I was always taught that “to whom much is given, much is expected.” As a child growing up in suburban Massachusetts, I knew I’d won the lottery of life in having a fantastic public school district to attend, a safe and stable home life, and the attention of two loving and supportive parents. College, or any form of education for that matter, was never a question but an expectation.
Living within 50 miles of many of the most elite institutions of higher learning in the nation, I never wondered that this was my path. However, with this understanding also came an awareness of the uniqueness of my situation. I knew I was lucky — very lucky in fact — that college was a given, and that there was a likelihood of launching into the world prepared for whatever career I might choose. Education was the best gift my family could give me, and I knew that it was something that I wanted to pass on to others as well.
Although my path was somewhat winding, this abiding belief has stayed with me throughout my professional career. As a director of financial aid at several independent schools, I looked for ways to increase educational access and equality. I volunteered time with urban charter schools to help parents understand the complicated process of applying for assistance, and worked with community organizations such as Breakthrough Manchester and New Jersey SEEDS. There came a moment when I realized, however, that I wanted to take this 10% of my job and make it my full-time responsibility.
This past July, when the opportunity presented itself to join the Give Something Back Foundation, a nonprofit that helps low-income students get to and through college free of debt, I knew I’d won the lottery yet again.
All of us have had “first days” — starting a new job, school, project, etc. — and we remember the emotions that come with them. However, my first day with the Give Something Back Foundation set a new bar for memorable life moments. On July 11, 2016, I got to travel to Rowan University to meet with the 30 middle and high school students who were a part of the South Jersey First Star Collaborative.
First Star is an amazing organization; according to its website, it “partners with universities throughout the country to make a long-term investment in foster youth and change the course of their lives, from abuse and neglect to academic achievement and self-sufficiency. Each Foster Youth Academy is a four-year program for high school foster youth that shows them they belong on a college campus, and helps them get there.”

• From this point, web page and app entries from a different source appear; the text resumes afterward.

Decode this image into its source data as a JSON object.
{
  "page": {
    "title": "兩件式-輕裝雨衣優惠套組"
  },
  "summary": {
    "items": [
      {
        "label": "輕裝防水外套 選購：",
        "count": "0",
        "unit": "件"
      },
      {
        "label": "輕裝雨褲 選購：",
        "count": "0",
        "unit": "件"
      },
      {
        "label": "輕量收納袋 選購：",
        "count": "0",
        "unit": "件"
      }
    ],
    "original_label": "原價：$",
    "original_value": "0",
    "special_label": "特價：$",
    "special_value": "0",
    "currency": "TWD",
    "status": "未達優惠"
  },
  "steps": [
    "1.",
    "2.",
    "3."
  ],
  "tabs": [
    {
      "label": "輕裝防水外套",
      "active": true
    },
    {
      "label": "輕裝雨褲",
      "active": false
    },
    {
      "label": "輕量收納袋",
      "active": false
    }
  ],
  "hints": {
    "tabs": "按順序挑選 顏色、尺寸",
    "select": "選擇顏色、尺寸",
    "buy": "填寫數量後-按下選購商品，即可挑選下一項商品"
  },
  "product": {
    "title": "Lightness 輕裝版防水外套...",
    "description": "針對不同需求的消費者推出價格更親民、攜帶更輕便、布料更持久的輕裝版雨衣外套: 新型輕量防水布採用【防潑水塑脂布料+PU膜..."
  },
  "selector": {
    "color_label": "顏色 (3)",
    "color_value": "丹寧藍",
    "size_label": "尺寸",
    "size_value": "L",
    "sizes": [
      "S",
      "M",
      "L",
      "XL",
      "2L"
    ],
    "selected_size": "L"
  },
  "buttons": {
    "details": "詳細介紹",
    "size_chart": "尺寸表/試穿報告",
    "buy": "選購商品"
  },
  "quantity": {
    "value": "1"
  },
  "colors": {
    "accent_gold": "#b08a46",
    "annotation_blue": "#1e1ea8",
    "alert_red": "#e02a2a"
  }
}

These particular students knew that staff members from Give Something Back would be joining them for the day, but as yet had no idea as to the true purpose of our visit. As I observed these students and began to have informal conversations with them, I knew they were all extraordinary kids who had beat extraordinary odds to find themselves sitting in a college classroom at that very moment.
By now you might be able to guess where this story is heading, but as these 30 students gathered in a presentation room at the end of the day I can guarantee that they would have never imagined what was about to happen. Kelly Dun, our executive director began to talk about the work of our foundation, and just how much it means to all of us to provide access through education. She introduced the story of our founder Bob Carr, and talked about the impact the $250 college scholarship he received had on his life all those years ago. With the groundwork laid, then came the moment we’d all been waiting for:
“Everyone in this room is going to college, and not only that, you won’t have to pay a dime!”
After this statement, you could have heard a pin drop in the room. I quickly looked at the faces of these students and saw flashes of hope and amazement, but mostly disbelief. I knew they were thinking, “This is too good to be true. This can’t be happening. Why would these people who don’t know us at all invest in us when all of the adults who should be in our life do not?”
As seconds passed to minutes, a few brave students began to share their stories, and what the foundation’s gift meant for their future. Ninety minutes and many tears later, all of the students had spoken at least a few words about how their lives had been changed forever. Several of the adults in the room were moved to share their feelings as well, and when the opportunity presented itself I found I could not be silent. I told these students that it was my first day of work, and they alone were the reason for it being so memorable. I spoke of the many emotions I was feeling, and of my deep gratitude for all of the people in the room who had done the work to get them there so I could be a part of this moment. I desperately wanted these amazing children and young adults to understand that for all we had given them today, they had returned it back to me tenfold.
A month later, I can’t help but smile when I think back to this moment. I’m not sure that my words above have even captured half of what I felt on that warm summer afternoon. While not every day can be as magical as this one was, I know that this is the end goal that makes every information session, road trip and outreach email meaningful.
Bob Carr has said many times, “We’re not changing the world, just the lives of as many kids as we can.” It’s a simple premise, and I could not be more thrilled to repeat this mantra and do this work every single day. I am lucky indeed.
Allison Price is mentor and program manager for the Give Something Back Foundation. Her first day on the job was July 11, 2016.